Expect sharply rising electricity costs in manufacturing and distribution operations in certain areas of the country. The cost to build new power plants has increased 100% since 2000, but some markets display especially worrisome problems beyond escalating construction costs.
The North American Electric Reliability Corporation (NERC), a nonprofit corporation which manages the bulk power supply in the U.S. and Canada, compiles regional data on the U.S. power system, which points to several troubled markets.
California, part of NERC’s Western Energy Coordinating Council ("WECC-CA" in the accompanying charts), already is one of the highest cost locations for industrial customers, at an average of 10.5 cents per kWh. The state suffers from generating infrastructure that is primarily fueled by oil and natural gas, which has seen prices skyrocket. Market conditions have ameliorated somewhat, but are still highly volatile. California is also the heaviest importer of electricity in the U.S., accounting for nearly 28% of its consumption. If not for these lower cost imports, the industrial power cost structure in the state would be even worse. In Texas, (the Electric Reliability Council of Texas-ERCOT) power markets have been deregulated in about 75% of the state…the most deregulated market in the U.S. But this has delivered few benefits.

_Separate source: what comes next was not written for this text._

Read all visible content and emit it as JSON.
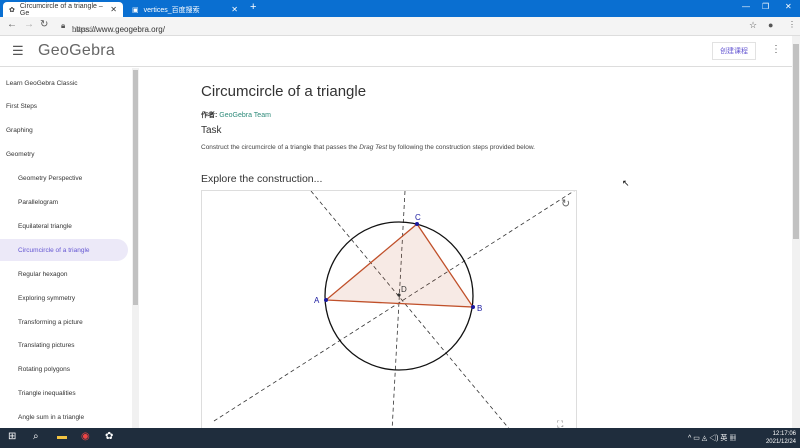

Over 30% of generating capacity is fueled by high cost oil and natural gas, and despite the state’s fast growing wind generation sector, this resource runs at only 8% of nameplate capacity, and accounts for only 7% of the state’s energy.

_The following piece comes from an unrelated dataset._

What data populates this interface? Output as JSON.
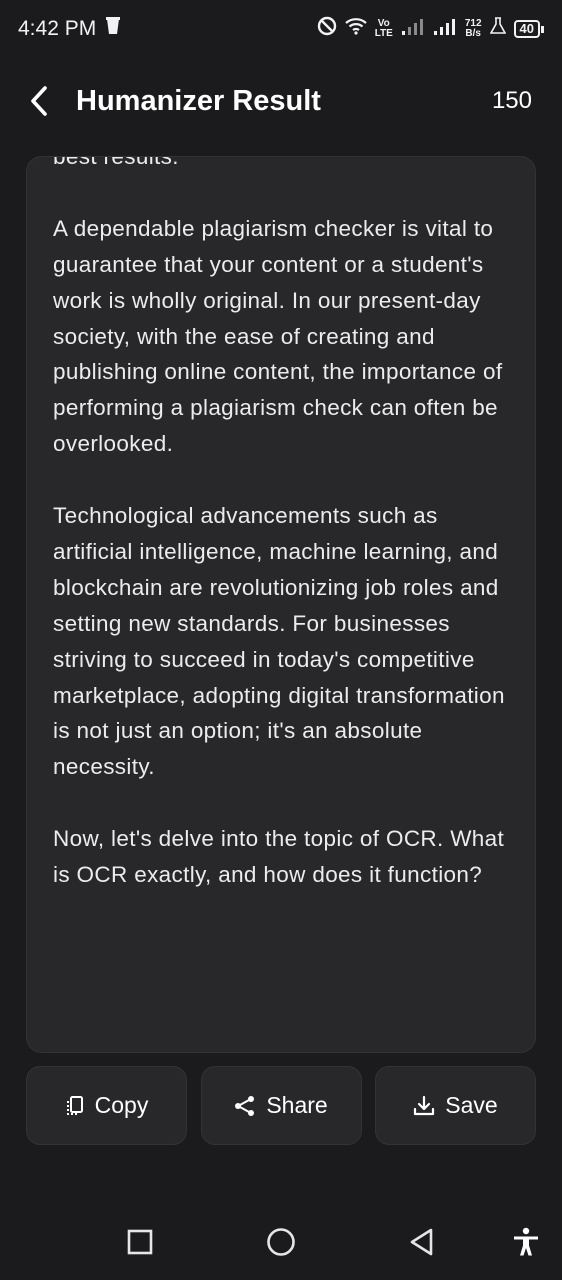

And this wind infrastructure has a downside. There is inadequate transmission infrastructure to get wind-generated electricity from west Texas to the metro areas that need it. Texas is largely isolated from the integrated transmission system over which utilities export and import power nationwide. With only two interconnections with other U.S. transmission sources, the state has very limited opportunity to import cheaper power from outside its borders. Wholesale prices have been as high as $4.00 per kWh this summer.
Businesses seeking locations for new or expanded manufacturing plants or distribution centers are wise to study long term trends and infrastructure plans before selecting a site.